A Window on Eternity is a stunning book of splendid prose and gorgeous photography about one of the biologically richest places in Africa and perhaps in the world. Gorongosa National Park in Mozambique was nearly destroyed in a brutal civil war, then was reborn and is now evolving back to its original state. Edward O. Wilson's personal, luminous description of the wonders of Gorongosa is beautifully complemented by Piotr Naskrecki's extraordinary photographs of the park's exquisite natural beauty. A bonus DVD of Academy Award-winning director Jessica Yu's documentary, The Guide, is also included with A Window on Eternity.

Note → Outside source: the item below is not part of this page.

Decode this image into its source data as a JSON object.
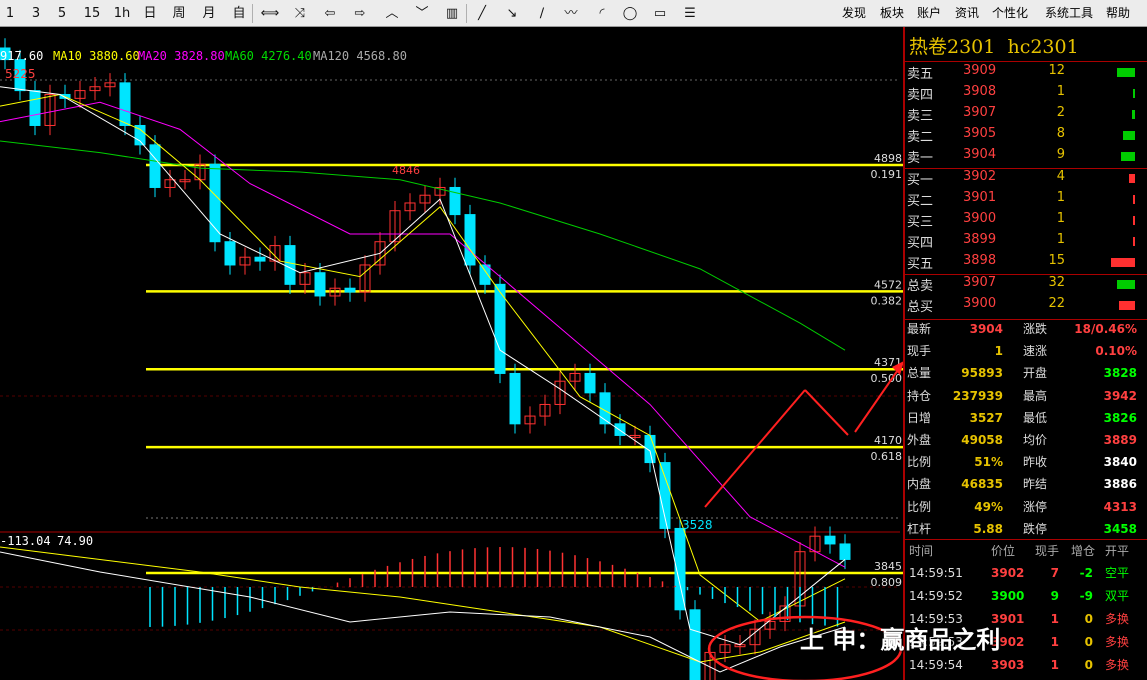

In A Window on Eternity Wilson takes readers to the summit of Mount Gorongosa, sacred to the local people and the park's vital watershed. From the forests of the mountain he brings us to the deep gorges on the edge of the Rift Valley, previously unexplored by biologists, to search for new species and assess their ancient origins. He describes amazing animal encounters from huge colonies of agricultural termites to specialized raider ants that feed on them to giant spiders, a battle between an eagle and a black mamba, "conversations" with traumatized elephants that survived the slaughter of the park's large animals, and more. He pleads for Gorongosa – and other wild places – to be allowed to exist and evolve in its time-less way uninterrupted into the future.
As he examines the near destruction and rebirth of Gorongosa, Wilson analyzes the balance of nature, which, he observes, teeters on a razor's edge. Loss of even a single species can have serious ramifications throughout an ecosystem, and yet we are carelessly destroying complex biodiverse ecosystems with unknown consequences. The wildlands in which these ecosystems flourish gave birth to humanity, and it is this natural world, still evolving, that may outlast us and become our legacy, our window on eternity.

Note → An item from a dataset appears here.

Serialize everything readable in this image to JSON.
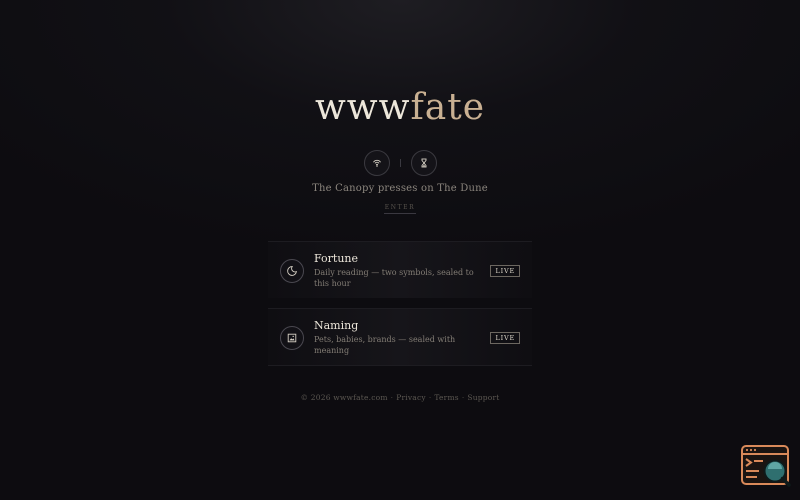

Edward O. Wilson was the author of two Pulitzer Prize-winning books, On Human Nature (1978) and The Ants (1990, with Bert Hölldobler), as well as many other groundbreaking works, including Consilience, Naturalist, and Sociobiology. A recipient of many of the world's leading prizes in science and conservation, he was Pellegrino University Research Professor and Honorary Curator in Entomology of the Museum of Comparative Zoology at Harvard University. He lived in Lexington, Massachusetts, with his wife, Renee.